Friday, July 18, 2014
Noah Buckley , Timothy Frye , Scott Gehlbach and Lauren McCarthy (Columbia University - Department of Political Science , Columbia University - Department of Political Science , University of Wisconsin-Madison and University of Massachusetts at Amherst) have posted Cooperating with the State: Evidence from Survey Experiments on Policing in Russia and Georgia on SSRN. Here is the abstract:
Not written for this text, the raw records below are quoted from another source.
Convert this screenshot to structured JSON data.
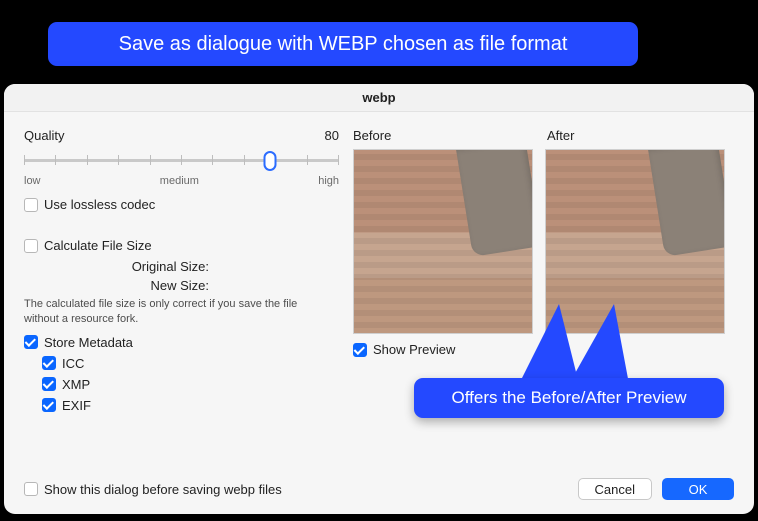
{
  "annotation": {
    "top": "Save as dialogue with WEBP chosen as file format",
    "bubble": "Offers the Before/After Preview"
  },
  "dialog": {
    "title": "webp",
    "quality": {
      "label": "Quality",
      "value": "80",
      "low": "low",
      "medium": "medium",
      "high": "high"
    },
    "lossless": {
      "label": "Use lossless codec",
      "checked": false
    },
    "calcSize": {
      "label": "Calculate File Size",
      "checked": false,
      "originalLabel": "Original Size:",
      "newLabel": "New Size:",
      "hint": "The calculated file size is only correct if you save the file without a resource fork."
    },
    "metadata": {
      "label": "Store Metadata",
      "checked": true,
      "icc": {
        "label": "ICC",
        "checked": true
      },
      "xmp": {
        "label": "XMP",
        "checked": true
      },
      "exif": {
        "label": "EXIF",
        "checked": true
      }
    },
    "preview": {
      "beforeLabel": "Before",
      "afterLabel": "After",
      "showLabel": "Show Preview",
      "showChecked": true
    },
    "footer": {
      "showAgainLabel": "Show this dialog before saving webp files",
      "showAgainChecked": false,
      "cancel": "Cancel",
      "ok": "OK"
    }
  }
}
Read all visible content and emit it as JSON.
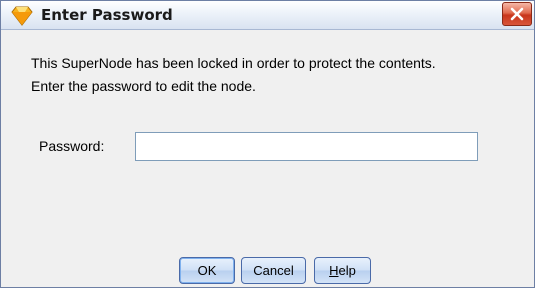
{
  "window": {
    "title": "Enter Password",
    "icon": "diamond-icon",
    "close": "close-icon"
  },
  "message": {
    "line1": "This SuperNode has been locked in order to protect the contents.",
    "line2": "Enter the password to edit the node."
  },
  "password": {
    "label": "Password:",
    "value": "",
    "placeholder": ""
  },
  "buttons": {
    "ok": "OK",
    "cancel": "Cancel",
    "help_mnemonic": "H",
    "help_rest": "elp"
  },
  "colors": {
    "accent": "#f2a81d",
    "close": "#d9533a",
    "button_border": "#4a6aa8"
  }
}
What factors affect citizens' willingness to cooperate with the state? We explore this question through a study of citizens' willingness to report crimes to the police, a quintessential form of cooperation with the state apparatus, using data from survey experiments conducted in Russia in December 2012 and Georgia in June 2013. We find that citizens' willingness to cooperate with the police is strongly influenced by the nature of the crime in both countries but not generally by instruments that might be manipulated to encourage greater reporting. Moreover, notwithstanding large differences in the nature and success of police reform in Russia and Georgia, we find few systematic cross-country differences in treatment effects. These results suggest skepticism about the ability of governments to easily engineer cooperation with the state. We do, however, find strong effects of one instrument under state control: the guarantee of anonymity to bystanders who report crimes.